Available data
########################################
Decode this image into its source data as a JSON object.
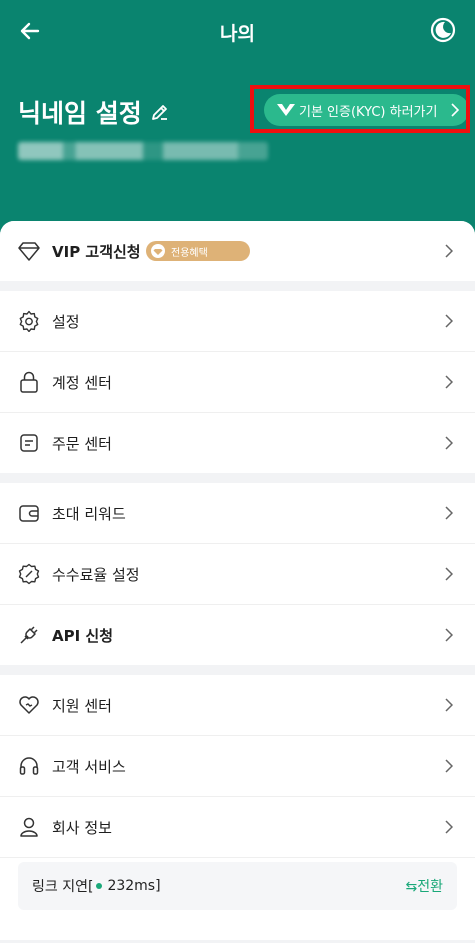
{
  "header": {
    "title": "나의",
    "nickname": "닉네임 설정",
    "kyc_button": "기본 인증(KYC) 하러가기",
    "back_icon": "arrow-left-icon",
    "theme_icon": "moon-icon",
    "accent_color": "#0a846f",
    "kyc_color": "#2bb98d",
    "highlight_color": "#ee1010"
  },
  "vip": {
    "label": "VIP 고객신청",
    "badge": "전용혜택",
    "badge_color": "#deb277"
  },
  "menu": {
    "settings": "설정",
    "account_center": "계정 센터",
    "order_center": "주문 센터",
    "invite_rewards": "초대 리워드",
    "fee_settings": "수수료율 설정",
    "api_apply": "API 신청",
    "support_center": "지원 센터",
    "customer_service": "고객 서비스",
    "company_info": "회사 정보"
  },
  "latency": {
    "prefix": "링크 지연[",
    "value": "232ms]",
    "switch_label": "⇆전환"
  }
}
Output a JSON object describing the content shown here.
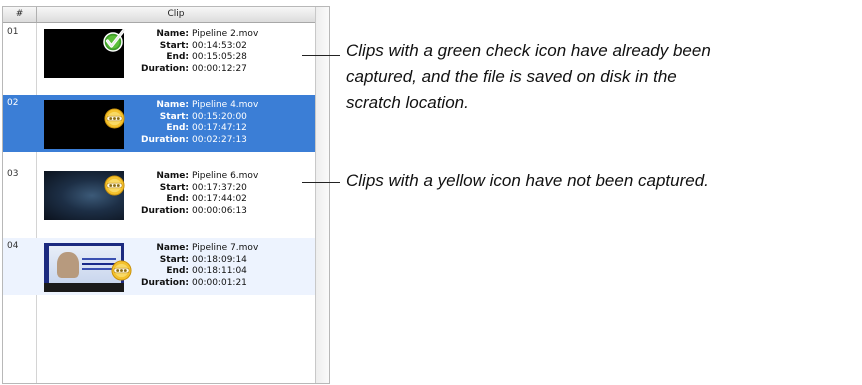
{
  "table": {
    "col_number": "#",
    "col_clip": "Clip",
    "field_labels": {
      "name": "Name:",
      "start": "Start:",
      "end": "End:",
      "duration": "Duration:"
    },
    "rows": [
      {
        "number": "01",
        "name": "Pipeline 2.mov",
        "start": "00:14:53:02",
        "end": "00:15:05:28",
        "duration": "00:00:12:27",
        "status": "captured",
        "icon": "green-check-icon"
      },
      {
        "number": "02",
        "name": "Pipeline 4.mov",
        "start": "00:15:20:00",
        "end": "00:17:47:12",
        "duration": "00:02:27:13",
        "status": "not-captured",
        "icon": "yellow-icon",
        "selected": true
      },
      {
        "number": "03",
        "name": "Pipeline 6.mov",
        "start": "00:17:37:20",
        "end": "00:17:44:02",
        "duration": "00:00:06:13",
        "status": "not-captured",
        "icon": "yellow-icon"
      },
      {
        "number": "04",
        "name": "Pipeline 7.mov",
        "start": "00:18:09:14",
        "end": "00:18:11:04",
        "duration": "00:00:01:21",
        "status": "not-captured",
        "icon": "yellow-icon"
      }
    ]
  },
  "callouts": {
    "green_check": [
      "Clips with a green check icon have already been",
      "captured, and the file is saved on disk in the",
      "scratch location."
    ],
    "yellow": "Clips with a yellow icon have not been captured."
  },
  "colors": {
    "selection": "#3b7ed6",
    "alt_row": "#edf3fe",
    "check_green": "#3f9d2a",
    "icon_yellow": "#f3c12e"
  }
}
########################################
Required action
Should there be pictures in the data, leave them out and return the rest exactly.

Reply to the task
Decode this image into its source data as a JSON object.
{
  "header": {
    "title": "나의",
    "nickname": "닉네임 설정",
    "kyc_button": "기본 인증(KYC) 하러가기",
    "back_icon": "arrow-left-icon",
    "theme_icon": "moon-icon",
    "accent_color": "#0a846f",
    "kyc_color": "#2bb98d",
    "highlight_color": "#ee1010"
  },
  "vip": {
    "label": "VIP 고객신청",
    "badge": "전용혜택",
    "badge_color": "#deb277"
  },
  "menu": {
    "settings": "설정",
    "account_center": "계정 센터",
    "order_center": "주문 센터",
    "invite_rewards": "초대 리워드",
    "fee_settings": "수수료율 설정",
    "api_apply": "API 신청",
    "support_center": "지원 센터",
    "customer_service": "고객 서비스",
    "company_info": "회사 정보"
  },
  "latency": {
    "prefix": "링크 지연[",
    "value": "232ms]",
    "switch_label": "⇆전환"
  }
}
Output a JSON object describing the content shown here.
{
  "table": {
    "col_number": "#",
    "col_clip": "Clip",
    "field_labels": {
      "name": "Name:",
      "start": "Start:",
      "end": "End:",
      "duration": "Duration:"
    },
    "rows": [
      {
        "number": "01",
        "name": "Pipeline 2.mov",
        "start": "00:14:53:02",
        "end": "00:15:05:28",
        "duration": "00:00:12:27",
        "status": "captured",
        "icon": "green-check-icon"
      },
      {
        "number": "02",
        "name": "Pipeline 4.mov",
        "start": "00:15:20:00",
        "end": "00:17:47:12",
        "duration": "00:02:27:13",
        "status": "not-captured",
        "icon": "yellow-icon",
        "selected": true
      },
      {
        "number": "03",
        "name": "Pipeline 6.mov",
        "start": "00:17:37:20",
        "end": "00:17:44:02",
        "duration": "00:00:06:13",
        "status": "not-captured",
        "icon": "yellow-icon"
      },
      {
        "number": "04",
        "name": "Pipeline 7.mov",
        "start": "00:18:09:14",
        "end": "00:18:11:04",
        "duration": "00:00:01:21",
        "status": "not-captured",
        "icon": "yellow-icon"
      }
    ]
  },
  "callouts": {
    "green_check": [
      "Clips with a green check icon have already been",
      "captured, and the file is saved on disk in the",
      "scratch location."
    ],
    "yellow": "Clips with a yellow icon have not been captured."
  },
  "colors": {
    "selection": "#3b7ed6",
    "alt_row": "#edf3fe",
    "check_green": "#3f9d2a",
    "icon_yellow": "#f3c12e"
  }
}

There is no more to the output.